What you are asked to do: Check every line of the entries below for the word "duration", and copy the ones that have it.

Dataset rows for apps and sites
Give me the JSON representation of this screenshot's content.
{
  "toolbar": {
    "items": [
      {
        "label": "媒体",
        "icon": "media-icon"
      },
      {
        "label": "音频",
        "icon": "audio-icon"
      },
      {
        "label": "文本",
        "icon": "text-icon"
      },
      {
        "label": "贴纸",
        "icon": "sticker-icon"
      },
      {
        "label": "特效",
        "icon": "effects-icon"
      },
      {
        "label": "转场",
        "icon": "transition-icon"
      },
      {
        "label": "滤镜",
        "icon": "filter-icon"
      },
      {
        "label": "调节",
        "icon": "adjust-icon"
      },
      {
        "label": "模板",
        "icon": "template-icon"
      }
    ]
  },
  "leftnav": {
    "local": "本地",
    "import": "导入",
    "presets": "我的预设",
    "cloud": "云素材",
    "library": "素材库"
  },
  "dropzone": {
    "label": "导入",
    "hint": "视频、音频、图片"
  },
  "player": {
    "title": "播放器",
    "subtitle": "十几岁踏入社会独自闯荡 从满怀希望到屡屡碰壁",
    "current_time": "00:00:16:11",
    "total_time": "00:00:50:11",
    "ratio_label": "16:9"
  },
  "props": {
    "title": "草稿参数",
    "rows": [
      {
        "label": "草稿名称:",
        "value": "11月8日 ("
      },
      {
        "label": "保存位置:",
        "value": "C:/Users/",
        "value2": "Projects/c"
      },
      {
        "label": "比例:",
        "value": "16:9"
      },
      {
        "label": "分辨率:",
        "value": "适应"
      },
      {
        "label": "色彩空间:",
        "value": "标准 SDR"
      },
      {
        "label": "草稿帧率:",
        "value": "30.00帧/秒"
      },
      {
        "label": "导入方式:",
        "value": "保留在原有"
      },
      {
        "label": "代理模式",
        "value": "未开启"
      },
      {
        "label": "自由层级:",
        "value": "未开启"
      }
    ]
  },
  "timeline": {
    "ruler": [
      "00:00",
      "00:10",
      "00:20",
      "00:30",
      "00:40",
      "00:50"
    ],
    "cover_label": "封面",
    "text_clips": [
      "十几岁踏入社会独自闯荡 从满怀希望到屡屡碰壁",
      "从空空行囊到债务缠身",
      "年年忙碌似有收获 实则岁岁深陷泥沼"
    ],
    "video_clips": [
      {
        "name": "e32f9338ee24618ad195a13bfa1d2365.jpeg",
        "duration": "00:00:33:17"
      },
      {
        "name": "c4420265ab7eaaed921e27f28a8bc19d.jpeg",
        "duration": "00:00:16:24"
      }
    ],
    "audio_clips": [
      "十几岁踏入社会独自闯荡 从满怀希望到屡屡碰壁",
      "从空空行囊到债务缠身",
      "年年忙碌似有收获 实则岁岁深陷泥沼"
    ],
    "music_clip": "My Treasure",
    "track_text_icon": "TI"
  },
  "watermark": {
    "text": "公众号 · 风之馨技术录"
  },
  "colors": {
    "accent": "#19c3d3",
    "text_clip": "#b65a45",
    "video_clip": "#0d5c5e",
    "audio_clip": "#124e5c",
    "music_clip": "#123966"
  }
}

Response below:
        "duration": "00:00:33:17"
        "duration": "00:00:16:24"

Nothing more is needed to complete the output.